He had a small role in the Hollywood financed The Black Rose, starring Tyrone Power and Orson Welles Associated British gave him his first lead, appearing alongside Eric Portman in the Egypt-set police film, Cairo Road. Harvey starred in leading roles for two movies with Lewis Gilbert, Scarlet Thread and There Is Another Sun. For Ealing he made I Believe in You he starred in a low budget thriller, A Killer Walks. Harvey's career gained a boost. James Woolf in particular was a big admirer of Harvey, he had an uncredited role in the comedy Innocents in Paris, in a Hollywood film, Knights of the Round Table. Romulus have him a good part in a thriller directed by The Good Die Young, he was given the romantic male lead in another Hollywood spectacular, King Richard and the Crusaders, supporting Rex Harrison and George Sanders. It was a box office disappointment; that year he played Romeo in Renato Castellani's adaptation of Shakespeare's Romeo and Juliet, narrated by John Gielgud. He was now established as an emerging British star.
According to a contemporary interview, he turned down an offer to appear in Helen of Troy to act at Stratford-upon-Avon. Romulus came to the rescue again when Harvey was cast as the writer Christopher Isherwood in I Am A Camera, with Julie Harris as Sally Bowles, he appeared on American television and on Broadway, making his Broadway debut in 1955 in the play Island of Goats, a flop that closed after one week, though his performance won him a 1956 Theatre World Award. Harvey appeared twice more on Broadway, in 1957 with Julie Harris, Pamela Brown and Colleen Dewhurst in William Wycherley's The Country Wife, as Shakespeare's Henry V in 1959, as part of the Old Vic company, which featured a young Judi Dench as Katherine, the daughter of the King of France. Zoltan Korda used him as one of the soldiers in Storm Over the Nile, a remake of The Four Feathers, playing the part taken by Ralph Richardson in the 1939 version, it was popular in Britain. After the Ball was a biopic of Vesta Tilley, in which Harvey played Walter de Frece.

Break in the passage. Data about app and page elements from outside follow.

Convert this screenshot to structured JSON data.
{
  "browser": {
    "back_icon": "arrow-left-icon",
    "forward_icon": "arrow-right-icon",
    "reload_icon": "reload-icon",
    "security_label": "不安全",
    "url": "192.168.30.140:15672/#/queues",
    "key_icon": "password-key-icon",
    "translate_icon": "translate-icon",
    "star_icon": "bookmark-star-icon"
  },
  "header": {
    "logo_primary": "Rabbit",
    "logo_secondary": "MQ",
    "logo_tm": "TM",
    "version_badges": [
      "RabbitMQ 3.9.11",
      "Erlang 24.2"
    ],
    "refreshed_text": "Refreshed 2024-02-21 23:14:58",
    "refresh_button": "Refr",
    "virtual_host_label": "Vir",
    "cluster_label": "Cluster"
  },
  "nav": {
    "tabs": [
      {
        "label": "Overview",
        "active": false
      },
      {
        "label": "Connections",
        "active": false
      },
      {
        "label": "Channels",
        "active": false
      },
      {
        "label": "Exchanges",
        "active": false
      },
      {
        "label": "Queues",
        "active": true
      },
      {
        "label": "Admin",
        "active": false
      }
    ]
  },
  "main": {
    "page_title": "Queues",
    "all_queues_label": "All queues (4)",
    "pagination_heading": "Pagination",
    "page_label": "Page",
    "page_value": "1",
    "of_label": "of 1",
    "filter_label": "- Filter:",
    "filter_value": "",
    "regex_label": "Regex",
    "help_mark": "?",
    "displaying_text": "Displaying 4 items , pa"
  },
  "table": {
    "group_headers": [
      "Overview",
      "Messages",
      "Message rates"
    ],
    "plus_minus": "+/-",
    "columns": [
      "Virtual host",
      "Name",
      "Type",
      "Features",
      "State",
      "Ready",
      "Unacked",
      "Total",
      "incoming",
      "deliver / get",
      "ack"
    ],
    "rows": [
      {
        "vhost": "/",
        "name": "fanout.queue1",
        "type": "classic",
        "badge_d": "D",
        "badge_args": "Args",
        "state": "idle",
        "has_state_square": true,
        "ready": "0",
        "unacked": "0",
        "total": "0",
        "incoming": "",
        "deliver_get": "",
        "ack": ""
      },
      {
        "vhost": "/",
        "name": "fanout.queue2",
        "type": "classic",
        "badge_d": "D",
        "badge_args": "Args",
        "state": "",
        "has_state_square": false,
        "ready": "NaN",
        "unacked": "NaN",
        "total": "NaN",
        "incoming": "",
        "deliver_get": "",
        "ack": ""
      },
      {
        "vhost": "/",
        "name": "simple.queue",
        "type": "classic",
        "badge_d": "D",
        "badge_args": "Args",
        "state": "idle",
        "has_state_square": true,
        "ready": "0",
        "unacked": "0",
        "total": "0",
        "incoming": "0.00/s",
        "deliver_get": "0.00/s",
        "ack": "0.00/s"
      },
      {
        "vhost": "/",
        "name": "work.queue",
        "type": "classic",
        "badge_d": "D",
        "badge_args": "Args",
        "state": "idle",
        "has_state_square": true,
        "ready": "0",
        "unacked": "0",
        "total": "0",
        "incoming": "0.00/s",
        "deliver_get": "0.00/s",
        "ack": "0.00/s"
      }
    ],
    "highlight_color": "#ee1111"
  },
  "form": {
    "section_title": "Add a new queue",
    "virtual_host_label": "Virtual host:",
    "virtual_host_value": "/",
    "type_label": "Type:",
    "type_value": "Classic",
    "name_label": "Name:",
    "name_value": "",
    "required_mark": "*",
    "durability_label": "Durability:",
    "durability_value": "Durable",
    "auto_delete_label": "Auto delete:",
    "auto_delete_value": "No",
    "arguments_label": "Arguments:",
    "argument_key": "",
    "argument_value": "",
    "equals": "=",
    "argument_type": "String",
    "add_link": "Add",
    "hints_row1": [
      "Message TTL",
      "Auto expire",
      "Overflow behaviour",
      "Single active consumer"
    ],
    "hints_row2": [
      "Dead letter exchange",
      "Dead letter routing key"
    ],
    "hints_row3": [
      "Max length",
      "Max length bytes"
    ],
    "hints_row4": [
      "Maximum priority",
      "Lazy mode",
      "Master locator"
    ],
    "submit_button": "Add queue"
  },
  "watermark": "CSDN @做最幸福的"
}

The Truth About Women was a comedy. Harvey's breakthrough to international stardom came after he was cast by director Jack Clayton as the social climber Joe Lampton in Room at the Top, produced by British film producer brothers John and James Woolf of Romulus Films. For his performance, Harvey received a BAFTA Award nomination and a nomination for the Academy Award for Best Actor. Simone Signoret and Heather Sears co-starred as Lampton's married lover and eventual wife respectively, it was the third most popular movie at the British box office in 1959 and a hit in the USA. Harvey followed it with a musical, Expresso Bongo, a film best remembered for introducing Cliff Richard. Room at the Top led to Hollywood offers starting with John Wayne's epic The Alamo. Harvey was John Wayne's personal choice to play Alamo commandant William Barret Travis, he had been impressed by Harvey's talent and ability to project the aristocratic demeanor Wayne believed Travis possessed. Harvey and Wayne would express their mutual admiration and satisfaction at having worked together.
The Alamo was